**SUPPLIED RECORDS**:
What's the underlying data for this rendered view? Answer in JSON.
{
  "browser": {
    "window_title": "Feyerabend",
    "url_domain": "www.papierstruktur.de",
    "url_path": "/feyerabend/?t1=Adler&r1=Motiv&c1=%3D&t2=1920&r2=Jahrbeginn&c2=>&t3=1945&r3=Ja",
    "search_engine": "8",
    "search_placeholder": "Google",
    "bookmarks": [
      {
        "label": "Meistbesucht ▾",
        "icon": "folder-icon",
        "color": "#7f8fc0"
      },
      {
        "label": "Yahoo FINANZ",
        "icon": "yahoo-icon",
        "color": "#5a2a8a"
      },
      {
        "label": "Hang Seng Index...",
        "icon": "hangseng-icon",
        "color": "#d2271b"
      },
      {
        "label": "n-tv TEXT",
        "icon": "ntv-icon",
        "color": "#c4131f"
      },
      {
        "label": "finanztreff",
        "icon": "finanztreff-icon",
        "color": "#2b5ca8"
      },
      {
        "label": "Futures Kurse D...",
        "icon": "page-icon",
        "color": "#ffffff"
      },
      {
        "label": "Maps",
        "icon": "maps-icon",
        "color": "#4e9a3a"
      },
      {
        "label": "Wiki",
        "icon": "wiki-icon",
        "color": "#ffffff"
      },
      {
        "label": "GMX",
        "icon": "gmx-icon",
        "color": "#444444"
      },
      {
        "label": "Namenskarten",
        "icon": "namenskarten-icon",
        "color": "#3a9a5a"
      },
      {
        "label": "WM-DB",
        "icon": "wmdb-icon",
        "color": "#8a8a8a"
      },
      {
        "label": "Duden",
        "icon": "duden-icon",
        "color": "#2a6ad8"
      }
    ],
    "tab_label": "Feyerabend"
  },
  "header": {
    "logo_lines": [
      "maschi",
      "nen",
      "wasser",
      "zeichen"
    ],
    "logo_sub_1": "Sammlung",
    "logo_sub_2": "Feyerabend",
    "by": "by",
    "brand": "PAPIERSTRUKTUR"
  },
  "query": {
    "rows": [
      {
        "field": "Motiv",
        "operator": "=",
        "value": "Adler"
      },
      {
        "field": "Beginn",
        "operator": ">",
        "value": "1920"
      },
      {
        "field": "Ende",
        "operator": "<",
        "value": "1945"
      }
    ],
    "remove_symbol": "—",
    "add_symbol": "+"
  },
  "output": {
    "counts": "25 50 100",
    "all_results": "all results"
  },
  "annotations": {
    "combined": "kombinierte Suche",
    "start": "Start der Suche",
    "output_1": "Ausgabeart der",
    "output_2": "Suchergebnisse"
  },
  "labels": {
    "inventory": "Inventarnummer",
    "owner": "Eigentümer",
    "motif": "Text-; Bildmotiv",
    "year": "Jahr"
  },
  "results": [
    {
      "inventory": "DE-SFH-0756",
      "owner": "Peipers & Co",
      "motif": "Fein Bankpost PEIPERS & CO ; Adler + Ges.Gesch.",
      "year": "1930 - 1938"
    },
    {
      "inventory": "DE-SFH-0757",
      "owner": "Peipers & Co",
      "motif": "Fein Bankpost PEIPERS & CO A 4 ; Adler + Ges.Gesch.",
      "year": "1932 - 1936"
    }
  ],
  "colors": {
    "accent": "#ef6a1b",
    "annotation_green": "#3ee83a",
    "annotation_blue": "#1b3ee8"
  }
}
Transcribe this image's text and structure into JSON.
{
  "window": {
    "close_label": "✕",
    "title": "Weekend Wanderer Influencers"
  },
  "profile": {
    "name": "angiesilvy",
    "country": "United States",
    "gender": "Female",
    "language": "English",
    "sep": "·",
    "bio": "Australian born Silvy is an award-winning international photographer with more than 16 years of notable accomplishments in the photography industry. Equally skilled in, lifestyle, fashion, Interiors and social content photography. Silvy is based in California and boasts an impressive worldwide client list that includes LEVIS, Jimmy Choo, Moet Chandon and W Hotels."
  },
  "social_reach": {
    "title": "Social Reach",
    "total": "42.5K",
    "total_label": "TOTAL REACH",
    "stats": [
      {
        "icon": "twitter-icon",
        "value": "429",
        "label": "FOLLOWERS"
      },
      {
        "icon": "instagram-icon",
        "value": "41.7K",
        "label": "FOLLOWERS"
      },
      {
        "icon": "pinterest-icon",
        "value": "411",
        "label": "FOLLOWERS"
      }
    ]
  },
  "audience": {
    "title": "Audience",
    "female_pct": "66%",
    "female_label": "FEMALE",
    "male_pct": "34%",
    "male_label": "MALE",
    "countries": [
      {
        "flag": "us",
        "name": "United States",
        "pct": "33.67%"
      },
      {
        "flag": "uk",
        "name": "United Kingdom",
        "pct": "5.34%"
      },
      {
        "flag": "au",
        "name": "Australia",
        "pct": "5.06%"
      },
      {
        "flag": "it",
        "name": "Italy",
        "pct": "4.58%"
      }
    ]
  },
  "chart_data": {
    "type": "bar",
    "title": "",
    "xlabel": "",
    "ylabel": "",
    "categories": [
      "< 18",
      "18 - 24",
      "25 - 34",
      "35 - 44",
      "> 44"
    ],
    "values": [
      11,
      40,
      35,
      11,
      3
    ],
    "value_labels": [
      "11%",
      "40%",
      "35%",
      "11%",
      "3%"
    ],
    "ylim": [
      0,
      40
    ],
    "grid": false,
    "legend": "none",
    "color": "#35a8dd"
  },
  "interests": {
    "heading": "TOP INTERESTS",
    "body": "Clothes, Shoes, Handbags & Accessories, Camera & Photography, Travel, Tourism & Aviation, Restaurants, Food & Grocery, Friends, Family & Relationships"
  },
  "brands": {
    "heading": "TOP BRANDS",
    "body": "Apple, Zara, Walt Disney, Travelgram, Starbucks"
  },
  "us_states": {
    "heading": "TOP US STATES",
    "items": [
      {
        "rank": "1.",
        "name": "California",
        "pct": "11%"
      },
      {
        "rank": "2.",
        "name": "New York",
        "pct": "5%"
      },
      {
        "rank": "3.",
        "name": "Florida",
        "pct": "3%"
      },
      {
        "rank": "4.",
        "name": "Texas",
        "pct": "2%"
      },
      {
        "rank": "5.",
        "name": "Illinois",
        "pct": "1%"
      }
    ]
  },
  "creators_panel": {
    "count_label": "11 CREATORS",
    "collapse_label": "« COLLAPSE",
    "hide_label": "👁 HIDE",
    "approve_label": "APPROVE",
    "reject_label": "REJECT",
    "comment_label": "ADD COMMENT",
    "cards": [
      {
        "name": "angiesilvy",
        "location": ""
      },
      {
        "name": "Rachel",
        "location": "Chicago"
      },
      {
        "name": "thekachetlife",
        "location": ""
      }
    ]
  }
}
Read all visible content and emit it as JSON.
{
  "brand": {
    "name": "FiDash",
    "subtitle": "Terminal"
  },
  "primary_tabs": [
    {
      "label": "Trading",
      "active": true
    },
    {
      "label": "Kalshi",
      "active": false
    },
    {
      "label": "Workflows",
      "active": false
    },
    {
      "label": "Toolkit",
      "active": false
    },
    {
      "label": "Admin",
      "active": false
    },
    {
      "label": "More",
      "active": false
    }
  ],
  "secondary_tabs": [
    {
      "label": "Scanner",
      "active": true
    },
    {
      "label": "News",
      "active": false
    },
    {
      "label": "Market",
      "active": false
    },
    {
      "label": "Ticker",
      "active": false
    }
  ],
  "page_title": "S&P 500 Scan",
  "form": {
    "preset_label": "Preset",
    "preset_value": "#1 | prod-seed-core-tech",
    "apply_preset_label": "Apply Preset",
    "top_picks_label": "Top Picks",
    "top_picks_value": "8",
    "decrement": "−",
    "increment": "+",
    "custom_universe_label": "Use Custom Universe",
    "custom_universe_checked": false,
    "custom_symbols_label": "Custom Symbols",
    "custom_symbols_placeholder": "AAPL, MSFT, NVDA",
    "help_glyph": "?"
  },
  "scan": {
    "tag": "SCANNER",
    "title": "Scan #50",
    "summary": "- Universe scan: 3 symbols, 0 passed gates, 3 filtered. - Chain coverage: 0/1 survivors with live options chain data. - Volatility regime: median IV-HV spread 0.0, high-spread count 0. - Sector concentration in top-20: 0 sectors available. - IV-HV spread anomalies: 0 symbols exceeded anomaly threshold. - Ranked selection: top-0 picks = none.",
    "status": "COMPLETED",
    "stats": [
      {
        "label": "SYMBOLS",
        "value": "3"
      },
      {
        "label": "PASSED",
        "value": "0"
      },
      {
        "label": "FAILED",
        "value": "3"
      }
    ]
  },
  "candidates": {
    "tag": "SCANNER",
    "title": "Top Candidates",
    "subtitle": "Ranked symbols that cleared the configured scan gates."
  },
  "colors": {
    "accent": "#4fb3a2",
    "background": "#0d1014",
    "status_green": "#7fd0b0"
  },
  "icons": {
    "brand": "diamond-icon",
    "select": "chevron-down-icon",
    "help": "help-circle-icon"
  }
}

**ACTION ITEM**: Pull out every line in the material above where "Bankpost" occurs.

**RESULT OF THIS TASK**:
      "motif": "Fein Bankpost PEIPERS & CO ; Adler + Ges.Gesch.",
      "motif": "Fein Bankpost PEIPERS & CO A 4 ; Adler + Ges.Gesch.",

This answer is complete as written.